*** Block opens ***

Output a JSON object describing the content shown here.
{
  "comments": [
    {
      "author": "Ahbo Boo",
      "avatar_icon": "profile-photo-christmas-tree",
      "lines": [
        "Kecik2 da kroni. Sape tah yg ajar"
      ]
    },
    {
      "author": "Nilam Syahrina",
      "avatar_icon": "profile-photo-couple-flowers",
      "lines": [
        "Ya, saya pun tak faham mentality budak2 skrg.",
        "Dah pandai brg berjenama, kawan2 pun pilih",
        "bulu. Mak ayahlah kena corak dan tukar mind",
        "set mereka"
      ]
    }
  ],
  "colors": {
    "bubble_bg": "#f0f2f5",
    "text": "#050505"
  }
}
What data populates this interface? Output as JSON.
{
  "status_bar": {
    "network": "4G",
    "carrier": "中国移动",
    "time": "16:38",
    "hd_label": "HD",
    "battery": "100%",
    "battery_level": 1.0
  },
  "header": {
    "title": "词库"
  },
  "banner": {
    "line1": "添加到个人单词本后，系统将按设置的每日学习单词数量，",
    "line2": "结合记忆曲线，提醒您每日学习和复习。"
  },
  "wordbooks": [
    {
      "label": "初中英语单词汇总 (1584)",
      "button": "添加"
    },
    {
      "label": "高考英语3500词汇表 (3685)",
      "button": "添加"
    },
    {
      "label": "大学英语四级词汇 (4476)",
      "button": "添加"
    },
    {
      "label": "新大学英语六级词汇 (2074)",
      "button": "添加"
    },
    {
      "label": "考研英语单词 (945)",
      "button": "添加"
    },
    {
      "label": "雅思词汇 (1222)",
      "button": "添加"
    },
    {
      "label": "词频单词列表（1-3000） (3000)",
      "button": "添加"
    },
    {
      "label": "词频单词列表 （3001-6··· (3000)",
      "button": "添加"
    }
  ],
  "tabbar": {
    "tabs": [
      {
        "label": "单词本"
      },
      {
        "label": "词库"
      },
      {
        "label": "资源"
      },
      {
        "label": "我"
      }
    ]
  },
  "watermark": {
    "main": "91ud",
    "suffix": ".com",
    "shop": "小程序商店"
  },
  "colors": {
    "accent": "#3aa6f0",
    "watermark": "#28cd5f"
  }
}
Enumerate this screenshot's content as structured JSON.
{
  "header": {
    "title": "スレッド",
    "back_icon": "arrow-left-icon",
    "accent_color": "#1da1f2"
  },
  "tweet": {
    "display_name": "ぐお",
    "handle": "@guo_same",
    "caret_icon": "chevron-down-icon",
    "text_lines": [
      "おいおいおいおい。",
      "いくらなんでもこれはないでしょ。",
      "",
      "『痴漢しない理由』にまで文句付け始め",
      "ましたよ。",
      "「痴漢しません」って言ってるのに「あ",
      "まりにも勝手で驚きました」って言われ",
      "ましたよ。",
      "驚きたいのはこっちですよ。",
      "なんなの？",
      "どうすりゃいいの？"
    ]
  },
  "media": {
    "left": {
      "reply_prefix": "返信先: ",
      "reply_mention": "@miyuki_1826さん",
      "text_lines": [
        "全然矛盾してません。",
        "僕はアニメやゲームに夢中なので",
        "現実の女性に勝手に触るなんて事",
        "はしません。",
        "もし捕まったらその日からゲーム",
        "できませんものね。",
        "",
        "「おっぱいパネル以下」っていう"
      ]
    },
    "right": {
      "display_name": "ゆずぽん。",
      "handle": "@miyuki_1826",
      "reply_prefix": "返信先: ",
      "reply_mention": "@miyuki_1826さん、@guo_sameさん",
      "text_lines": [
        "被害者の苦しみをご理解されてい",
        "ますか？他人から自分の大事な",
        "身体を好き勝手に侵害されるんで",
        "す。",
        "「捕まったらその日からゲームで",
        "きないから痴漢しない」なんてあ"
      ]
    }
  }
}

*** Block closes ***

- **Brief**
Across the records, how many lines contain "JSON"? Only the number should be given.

- **Solution below**
3